(Web page and app entries)
= = = = =

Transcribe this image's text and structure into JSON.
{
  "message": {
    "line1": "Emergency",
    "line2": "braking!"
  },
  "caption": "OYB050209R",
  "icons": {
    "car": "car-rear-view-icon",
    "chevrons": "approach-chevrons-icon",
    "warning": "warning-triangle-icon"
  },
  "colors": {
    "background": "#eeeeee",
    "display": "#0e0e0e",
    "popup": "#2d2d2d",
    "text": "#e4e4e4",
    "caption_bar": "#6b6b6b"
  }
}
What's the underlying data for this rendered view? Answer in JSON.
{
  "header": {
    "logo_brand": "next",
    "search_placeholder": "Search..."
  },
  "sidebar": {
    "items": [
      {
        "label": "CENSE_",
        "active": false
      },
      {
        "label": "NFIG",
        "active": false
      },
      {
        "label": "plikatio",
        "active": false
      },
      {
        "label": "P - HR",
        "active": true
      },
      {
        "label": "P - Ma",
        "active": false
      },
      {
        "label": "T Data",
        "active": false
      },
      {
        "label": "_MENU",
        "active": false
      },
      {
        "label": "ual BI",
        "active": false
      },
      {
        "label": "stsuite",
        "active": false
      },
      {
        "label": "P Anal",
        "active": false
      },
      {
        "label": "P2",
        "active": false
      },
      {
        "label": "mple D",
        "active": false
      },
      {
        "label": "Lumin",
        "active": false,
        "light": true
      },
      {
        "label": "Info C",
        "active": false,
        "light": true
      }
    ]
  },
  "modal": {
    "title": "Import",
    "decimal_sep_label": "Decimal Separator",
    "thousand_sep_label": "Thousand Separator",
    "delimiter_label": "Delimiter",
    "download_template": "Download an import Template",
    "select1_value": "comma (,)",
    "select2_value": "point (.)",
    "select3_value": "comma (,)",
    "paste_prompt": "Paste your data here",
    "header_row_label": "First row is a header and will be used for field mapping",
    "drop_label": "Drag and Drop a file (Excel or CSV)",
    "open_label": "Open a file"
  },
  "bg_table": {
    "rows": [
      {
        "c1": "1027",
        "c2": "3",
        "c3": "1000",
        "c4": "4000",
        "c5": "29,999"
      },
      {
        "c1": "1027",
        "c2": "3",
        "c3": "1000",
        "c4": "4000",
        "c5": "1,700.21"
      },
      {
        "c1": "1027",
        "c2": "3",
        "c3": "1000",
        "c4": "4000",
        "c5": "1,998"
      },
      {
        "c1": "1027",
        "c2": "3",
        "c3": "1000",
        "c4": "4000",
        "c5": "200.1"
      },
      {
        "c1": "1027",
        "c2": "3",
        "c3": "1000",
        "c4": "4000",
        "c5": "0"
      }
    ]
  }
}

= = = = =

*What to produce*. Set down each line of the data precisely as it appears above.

*Solved problem*.
Transcribe this image's text and structure into JSON.
{
  "message": {
    "line1": "Emergency",
    "line2": "braking!"
  },
  "caption": "OYB050209R",
  "icons": {
    "car": "car-rear-view-icon",
    "chevrons": "approach-chevrons-icon",
    "warning": "warning-triangle-icon"
  },
  "colors": {
    "background": "#eeeeee",
    "display": "#0e0e0e",
    "popup": "#2d2d2d",
    "text": "#e4e4e4",
    "caption_bar": "#6b6b6b"
  }
}
What's the underlying data for this rendered view? Answer in JSON.
{
  "header": {
    "logo_brand": "next",
    "search_placeholder": "Search..."
  },
  "sidebar": {
    "items": [
      {
        "label": "CENSE_",
        "active": false
      },
      {
        "label": "NFIG",
        "active": false
      },
      {
        "label": "plikatio",
        "active": false
      },
      {
        "label": "P - HR",
        "active": true
      },
      {
        "label": "P - Ma",
        "active": false
      },
      {
        "label": "T Data",
        "active": false
      },
      {
        "label": "_MENU",
        "active": false
      },
      {
        "label": "ual BI",
        "active": false
      },
      {
        "label": "stsuite",
        "active": false
      },
      {
        "label": "P Anal",
        "active": false
      },
      {
        "label": "P2",
        "active": false
      },
      {
        "label": "mple D",
        "active": false
      },
      {
        "label": "Lumin",
        "active": false,
        "light": true
      },
      {
        "label": "Info C",
        "active": false,
        "light": true
      }
    ]
  },
  "modal": {
    "title": "Import",
    "decimal_sep_label": "Decimal Separator",
    "thousand_sep_label": "Thousand Separator",
    "delimiter_label": "Delimiter",
    "download_template": "Download an import Template",
    "select1_value": "comma (,)",
    "select2_value": "point (.)",
    "select3_value": "comma (,)",
    "paste_prompt": "Paste your data here",
    "header_row_label": "First row is a header and will be used for field mapping",
    "drop_label": "Drag and Drop a file (Excel or CSV)",
    "open_label": "Open a file"
  },
  "bg_table": {
    "rows": [
      {
        "c1": "1027",
        "c2": "3",
        "c3": "1000",
        "c4": "4000",
        "c5": "29,999"
      },
      {
        "c1": "1027",
        "c2": "3",
        "c3": "1000",
        "c4": "4000",
        "c5": "1,700.21"
      },
      {
        "c1": "1027",
        "c2": "3",
        "c3": "1000",
        "c4": "4000",
        "c5": "1,998"
      },
      {
        "c1": "1027",
        "c2": "3",
        "c3": "1000",
        "c4": "4000",
        "c5": "200.1"
      },
      {
        "c1": "1027",
        "c2": "3",
        "c3": "1000",
        "c4": "4000",
        "c5": "0"
      }
    ]
  }
}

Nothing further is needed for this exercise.